I saw the news about Naipaul. I was expecting it: I had heard he was seriously ailing as far back as 2015, and since then I have returned intermittently to his books, rereading several, with a strange uneasiness or sense of preparation.
Now that he has died, the preparation feels insufficient: the uneasiness remains. I suspect you feel it as well: how to speak about a writer whose work has been meaningful — in my case, profoundly so; I could not imagine my life without it — as well as a source of frustration or real pain. I have admired Naipaul as much as I have found him difficult to admire, a murky admixture that I find difficult to explain or clarify, and which I find with no other writer to anything like the same degree. (Edward Said referred to his “pain and admiration,” and dissonant phrases of that kind are scattered through appreciations of his work.) I know, too, that you knew him, which I did not. I don’t know if that makes him more or less difficult to appraise.
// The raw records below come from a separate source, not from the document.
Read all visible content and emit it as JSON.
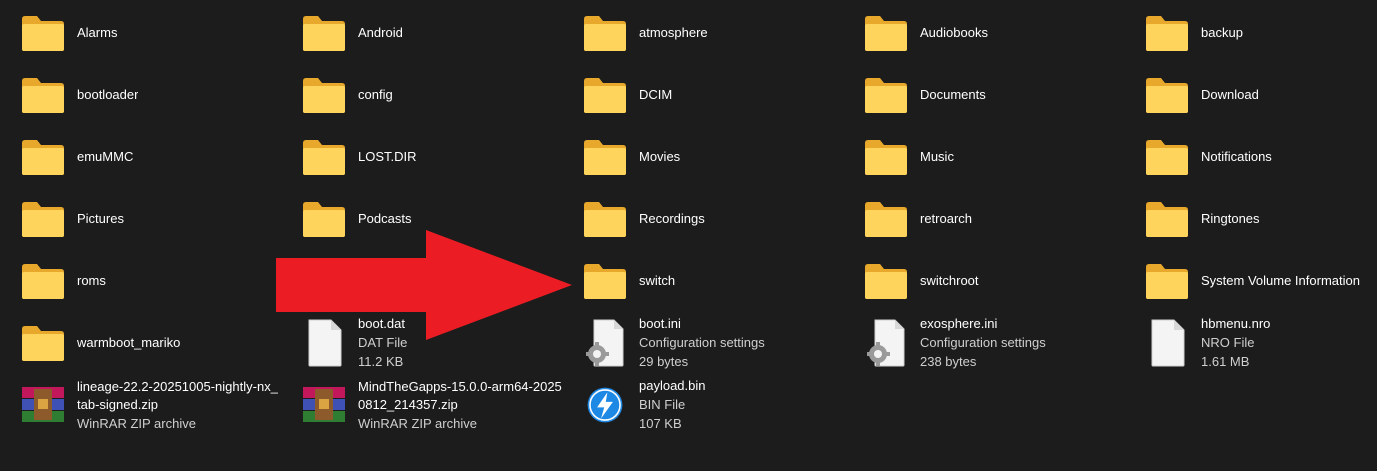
{
  "items": [
    {
      "name": "Alarms",
      "type": "folder"
    },
    {
      "name": "Android",
      "type": "folder"
    },
    {
      "name": "atmosphere",
      "type": "folder"
    },
    {
      "name": "Audiobooks",
      "type": "folder"
    },
    {
      "name": "backup",
      "type": "folder"
    },
    {
      "name": "bootloader",
      "type": "folder"
    },
    {
      "name": "config",
      "type": "folder"
    },
    {
      "name": "DCIM",
      "type": "folder"
    },
    {
      "name": "Documents",
      "type": "folder"
    },
    {
      "name": "Download",
      "type": "folder"
    },
    {
      "name": "emuMMC",
      "type": "folder"
    },
    {
      "name": "LOST.DIR",
      "type": "folder"
    },
    {
      "name": "Movies",
      "type": "folder"
    },
    {
      "name": "Music",
      "type": "folder"
    },
    {
      "name": "Notifications",
      "type": "folder"
    },
    {
      "name": "Pictures",
      "type": "folder"
    },
    {
      "name": "Podcasts",
      "type": "folder"
    },
    {
      "name": "Recordings",
      "type": "folder"
    },
    {
      "name": "retroarch",
      "type": "folder"
    },
    {
      "name": "Ringtones",
      "type": "folder"
    },
    {
      "name": "roms",
      "type": "folder"
    },
    {
      "name": "",
      "type": "hidden"
    },
    {
      "name": "switch",
      "type": "folder"
    },
    {
      "name": "switchroot",
      "type": "folder"
    },
    {
      "name": "System Volume Information",
      "type": "folder"
    },
    {
      "name": "warmboot_mariko",
      "type": "folder"
    },
    {
      "name": "boot.dat",
      "type": "file",
      "kind": "DAT File",
      "size": "11.2 KB"
    },
    {
      "name": "boot.ini",
      "type": "config",
      "kind": "Configuration settings",
      "size": "29 bytes"
    },
    {
      "name": "exosphere.ini",
      "type": "config",
      "kind": "Configuration settings",
      "size": "238 bytes"
    },
    {
      "name": "hbmenu.nro",
      "type": "file",
      "kind": "NRO File",
      "size": "1.61 MB"
    },
    {
      "name": "lineage-22.2-20251005-nightly-nx_",
      "name2": "tab-signed.zip",
      "type": "zip",
      "kind": "WinRAR ZIP archive"
    },
    {
      "name": "MindTheGapps-15.0.0-arm64-2025",
      "name2": "0812_214357.zip",
      "type": "zip",
      "kind": "WinRAR ZIP archive"
    },
    {
      "name": "payload.bin",
      "type": "bin",
      "kind": "BIN File",
      "size": "107 KB"
    }
  ],
  "colors": {
    "background": "#1c1c1c",
    "folder_back": "#e8a82c",
    "folder_front": "#ffd45c",
    "arrow": "#ec1c24"
  },
  "annotation": {
    "shape": "arrow-right",
    "color": "#ec1c24",
    "points_to": "switch"
  }
}
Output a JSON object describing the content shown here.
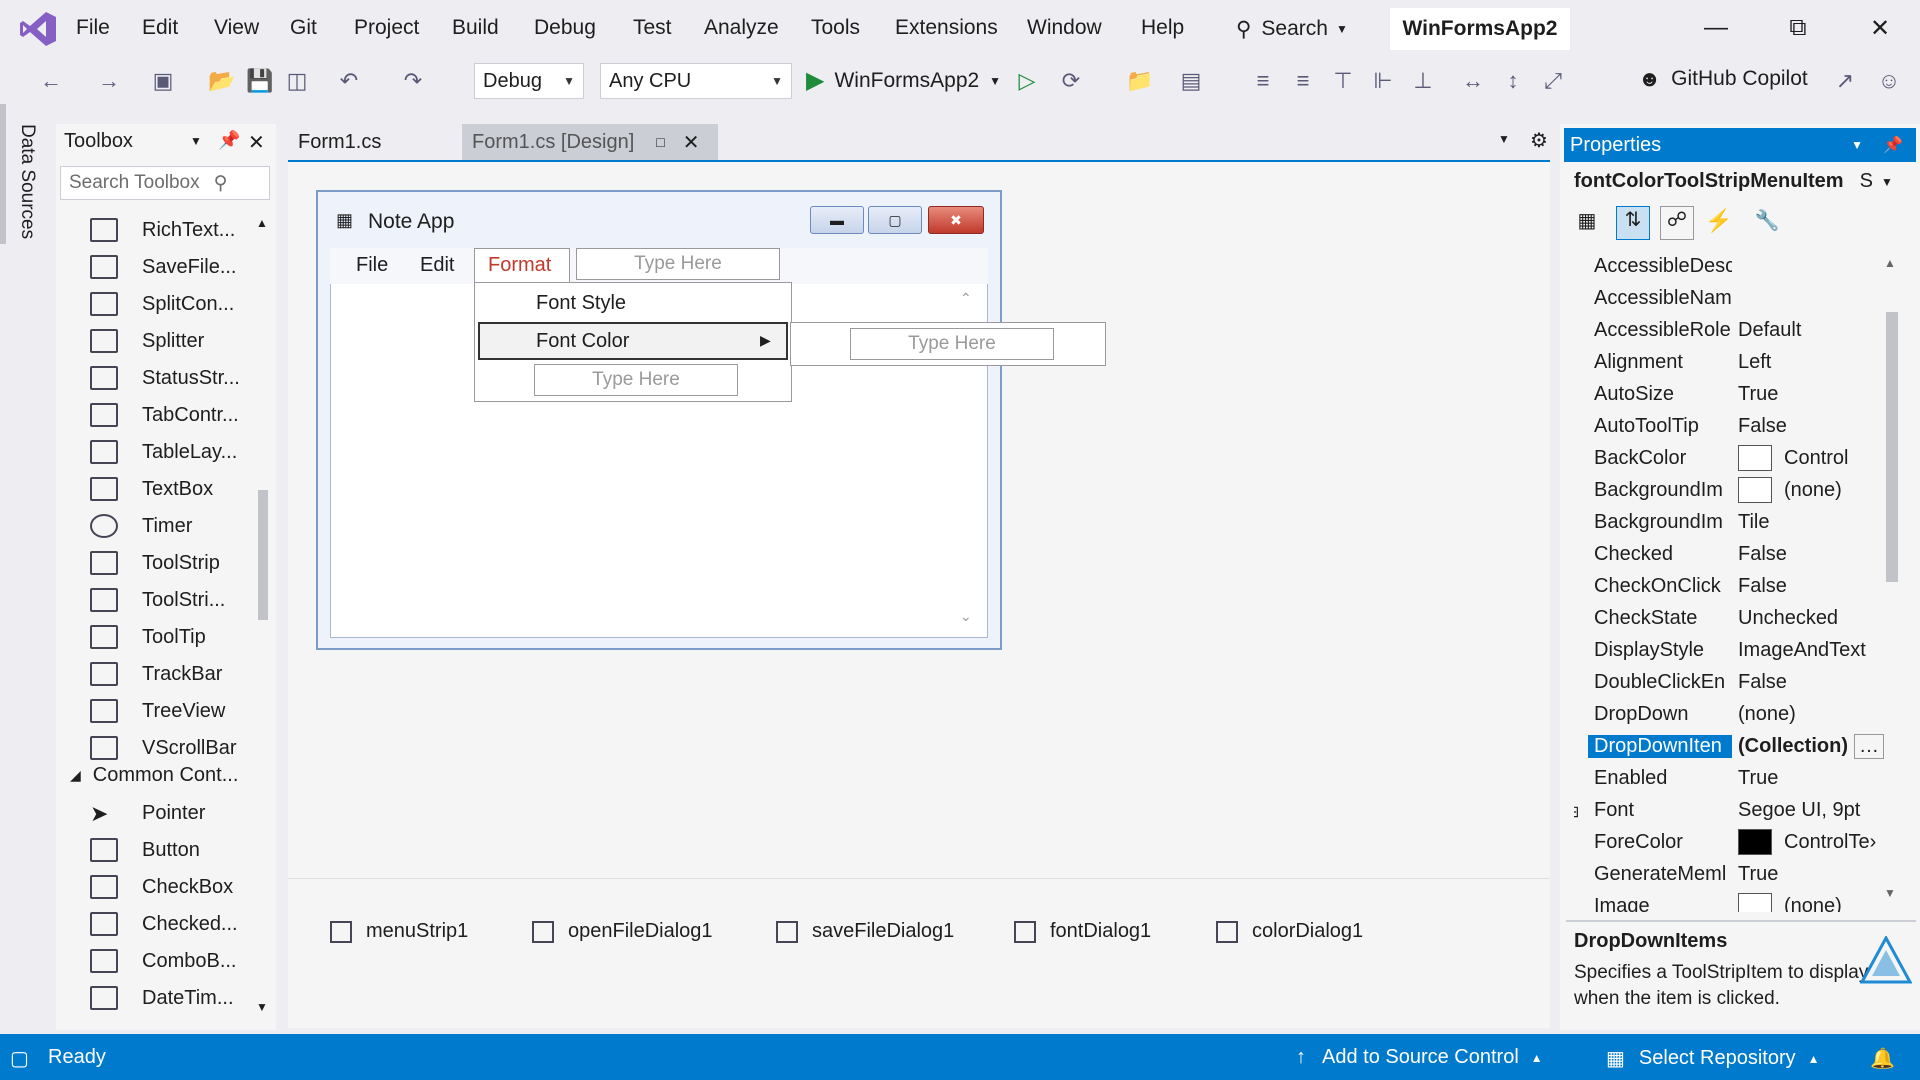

Perhaps it would have been better for me to work all this out before he died, but since it gives an occasion like no other, I thought I’d write you.
Yes, I thought several times in recent years while hearing news of his ill health: I should write something, put together a more complex record of my debt to him, and also of the ways in which his vision was constricted and constricting. For many aspiring writers from modest backgrounds, in the West as well as in Asia, Africa, and the Caribbean, he was the first writer who made us think that we, too, had something to say, and that we, too, had an intellectual claim upon the world. He was a great enabler in this sense, starting the underconfident and less resourceful among us on long journeys. In societies and cultures where the idea of a whole life devoted to writing and thinking is confined to the privileged members of the population, Naipaul’s example — that of a man making himself a writer through sheer effort — was a great boost. His novelistic gifts were so great, endowing even very minor characters in A House for Mr. Biswas and A Bend in the River with dignity. His harsh critiques of India, in particular, and postcolonial societies, in general, came